(Dataset rows for apps and sites)
==========

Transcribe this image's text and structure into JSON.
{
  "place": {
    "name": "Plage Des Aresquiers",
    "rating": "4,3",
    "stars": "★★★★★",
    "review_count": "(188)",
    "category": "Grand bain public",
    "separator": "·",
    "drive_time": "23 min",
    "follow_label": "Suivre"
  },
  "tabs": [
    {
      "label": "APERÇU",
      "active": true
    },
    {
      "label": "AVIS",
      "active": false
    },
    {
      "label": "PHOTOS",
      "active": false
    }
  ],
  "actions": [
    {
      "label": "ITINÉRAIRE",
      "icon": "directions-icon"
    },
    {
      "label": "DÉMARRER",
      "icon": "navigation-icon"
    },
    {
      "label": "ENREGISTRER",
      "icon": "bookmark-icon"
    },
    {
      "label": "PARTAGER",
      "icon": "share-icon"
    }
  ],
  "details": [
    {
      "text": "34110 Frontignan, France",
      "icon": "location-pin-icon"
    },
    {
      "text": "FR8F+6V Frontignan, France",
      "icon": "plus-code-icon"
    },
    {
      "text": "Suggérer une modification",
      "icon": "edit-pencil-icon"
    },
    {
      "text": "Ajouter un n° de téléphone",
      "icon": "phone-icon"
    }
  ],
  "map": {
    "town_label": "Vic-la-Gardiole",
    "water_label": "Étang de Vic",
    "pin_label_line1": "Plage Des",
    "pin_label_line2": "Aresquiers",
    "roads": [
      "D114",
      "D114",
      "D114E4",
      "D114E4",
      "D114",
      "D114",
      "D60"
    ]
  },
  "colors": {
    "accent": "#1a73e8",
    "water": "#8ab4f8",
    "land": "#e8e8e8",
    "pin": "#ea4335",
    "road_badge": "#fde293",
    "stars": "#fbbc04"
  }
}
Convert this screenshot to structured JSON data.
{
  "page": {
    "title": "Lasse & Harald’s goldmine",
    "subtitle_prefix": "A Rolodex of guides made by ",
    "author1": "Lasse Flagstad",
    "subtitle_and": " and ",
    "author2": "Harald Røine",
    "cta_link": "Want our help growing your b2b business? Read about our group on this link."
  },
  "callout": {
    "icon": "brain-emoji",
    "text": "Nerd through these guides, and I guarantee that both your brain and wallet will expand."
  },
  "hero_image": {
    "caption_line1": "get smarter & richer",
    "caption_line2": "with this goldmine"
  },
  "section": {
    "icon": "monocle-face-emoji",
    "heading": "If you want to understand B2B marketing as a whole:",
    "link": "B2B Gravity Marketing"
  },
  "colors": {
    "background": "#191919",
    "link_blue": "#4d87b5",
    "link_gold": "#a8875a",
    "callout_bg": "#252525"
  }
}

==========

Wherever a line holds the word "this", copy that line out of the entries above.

Transcribe this image's text and structure into JSON.
Convert this screenshot to structured JSON data.
    "cta_link": "Want our help growing your b2b business? Read about our group on this link."
    "caption_line2": "with this goldmine"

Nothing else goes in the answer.